GigaOm has an interview with Facebook VP Jonathan Heileger.

Heiliger had strong words for OEMs and system builders during his chat with Om. To compete with sites like Facebook and Google, Heiliger said, OEMs and system builders need to be more power- and cost-efficient. “You guys just don’t get it,” he said, adding that Facebook has reaped success from investing heavily in its infrastructure.

InternetNews focused on the Intel and AMD dig.

Intel, AMD Get Thumbs Down from Facebook

Head of the social network's technical operations say the latest and greatest from Intel and AMD don't make the grade.

June 25, 2009
By Andy Patrizio: More stories by this author:

SAN FRANCISCO – Intel and AMD just got a nasty smackdown from the person who run's Facebook's datacenters, saying the chips don't deliver on their promises.

Jonathan Heiliger, vice president of technical operations for Facebook, was being interview by GigaOm Network founder Om Malik here at the GigaOm Structure 09 conference. Malik asked him about unexpected problems in managing the fast-growing company's datacenters.

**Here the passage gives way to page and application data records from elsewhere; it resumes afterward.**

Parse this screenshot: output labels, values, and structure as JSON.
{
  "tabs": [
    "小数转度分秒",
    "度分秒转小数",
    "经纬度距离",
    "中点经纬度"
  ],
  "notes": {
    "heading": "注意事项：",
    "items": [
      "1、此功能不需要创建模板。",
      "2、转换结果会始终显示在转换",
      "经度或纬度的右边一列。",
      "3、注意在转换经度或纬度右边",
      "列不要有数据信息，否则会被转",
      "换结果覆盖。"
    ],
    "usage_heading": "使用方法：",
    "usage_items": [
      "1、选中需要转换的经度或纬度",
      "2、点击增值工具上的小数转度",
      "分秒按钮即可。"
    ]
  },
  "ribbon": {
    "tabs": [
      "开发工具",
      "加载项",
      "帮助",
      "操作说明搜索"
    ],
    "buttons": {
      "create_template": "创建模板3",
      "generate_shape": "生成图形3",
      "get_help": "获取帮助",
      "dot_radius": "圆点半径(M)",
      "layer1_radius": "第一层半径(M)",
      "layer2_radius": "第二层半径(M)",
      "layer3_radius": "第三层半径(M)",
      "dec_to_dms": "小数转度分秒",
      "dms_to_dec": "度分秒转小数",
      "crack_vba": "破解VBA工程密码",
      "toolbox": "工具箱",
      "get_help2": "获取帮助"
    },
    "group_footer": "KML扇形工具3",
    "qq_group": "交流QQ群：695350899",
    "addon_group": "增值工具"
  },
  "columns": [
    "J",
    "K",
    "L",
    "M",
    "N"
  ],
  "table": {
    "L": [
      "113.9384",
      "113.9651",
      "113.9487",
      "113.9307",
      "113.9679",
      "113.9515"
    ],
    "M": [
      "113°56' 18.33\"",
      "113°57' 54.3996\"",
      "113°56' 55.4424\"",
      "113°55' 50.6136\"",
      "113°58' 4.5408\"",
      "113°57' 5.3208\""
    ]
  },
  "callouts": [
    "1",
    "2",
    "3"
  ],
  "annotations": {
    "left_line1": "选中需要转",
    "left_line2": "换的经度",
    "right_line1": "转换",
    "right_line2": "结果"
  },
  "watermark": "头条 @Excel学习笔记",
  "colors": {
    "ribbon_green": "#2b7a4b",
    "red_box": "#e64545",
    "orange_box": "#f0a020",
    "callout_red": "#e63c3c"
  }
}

Reps from Intel (NASDQ: INTC) and AMD (NYSE: AMD), both running panels and present at the show, must have clenched their teeth when they heard this:

"The biggest thing … was less-than-anticipated performance gains from new microarchitectures, so new CPUs from guys like Intel and AMD. The performance gains they're touting in the press, we're not seeing in our applications," Heiliger told the audience.

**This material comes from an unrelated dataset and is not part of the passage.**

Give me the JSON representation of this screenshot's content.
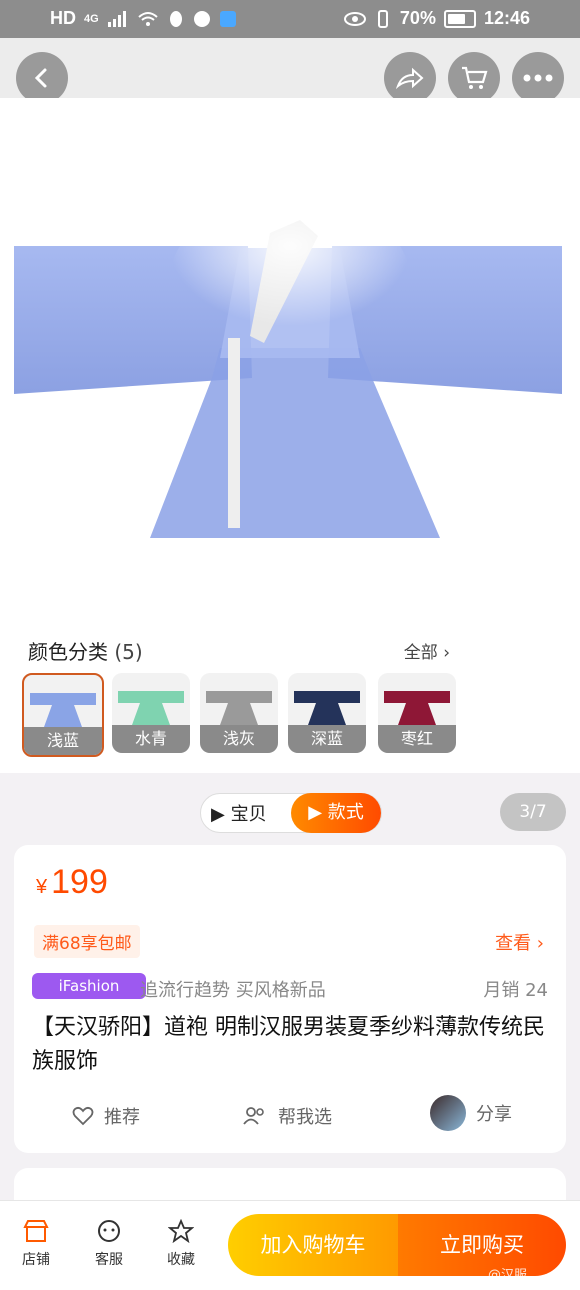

He didn't let the tier one server vendors off any easier. "I'm not sure if I'm embarrassed or pleased for OEM vendors in the audience, but you guys don't get it. To build servers for a company like Facebook and Amazon, and other people who are operating fairly homogeneous applications, they have to be cheap and super power efficient," said Heiliger.

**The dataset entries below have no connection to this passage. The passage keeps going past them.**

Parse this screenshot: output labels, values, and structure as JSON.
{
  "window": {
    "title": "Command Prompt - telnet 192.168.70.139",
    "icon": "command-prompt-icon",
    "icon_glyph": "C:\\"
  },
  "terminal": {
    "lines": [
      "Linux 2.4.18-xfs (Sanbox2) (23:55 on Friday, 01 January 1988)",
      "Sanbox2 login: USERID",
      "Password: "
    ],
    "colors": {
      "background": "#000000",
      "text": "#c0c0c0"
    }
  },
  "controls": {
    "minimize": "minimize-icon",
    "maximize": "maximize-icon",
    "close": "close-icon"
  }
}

He added he's not sure why hardware vendors fail at the job, but thinks customers need to step up and apply pressure. ""Perhaps in the coming months we'll see more collaboration with people running small clusters and large clusters," he said.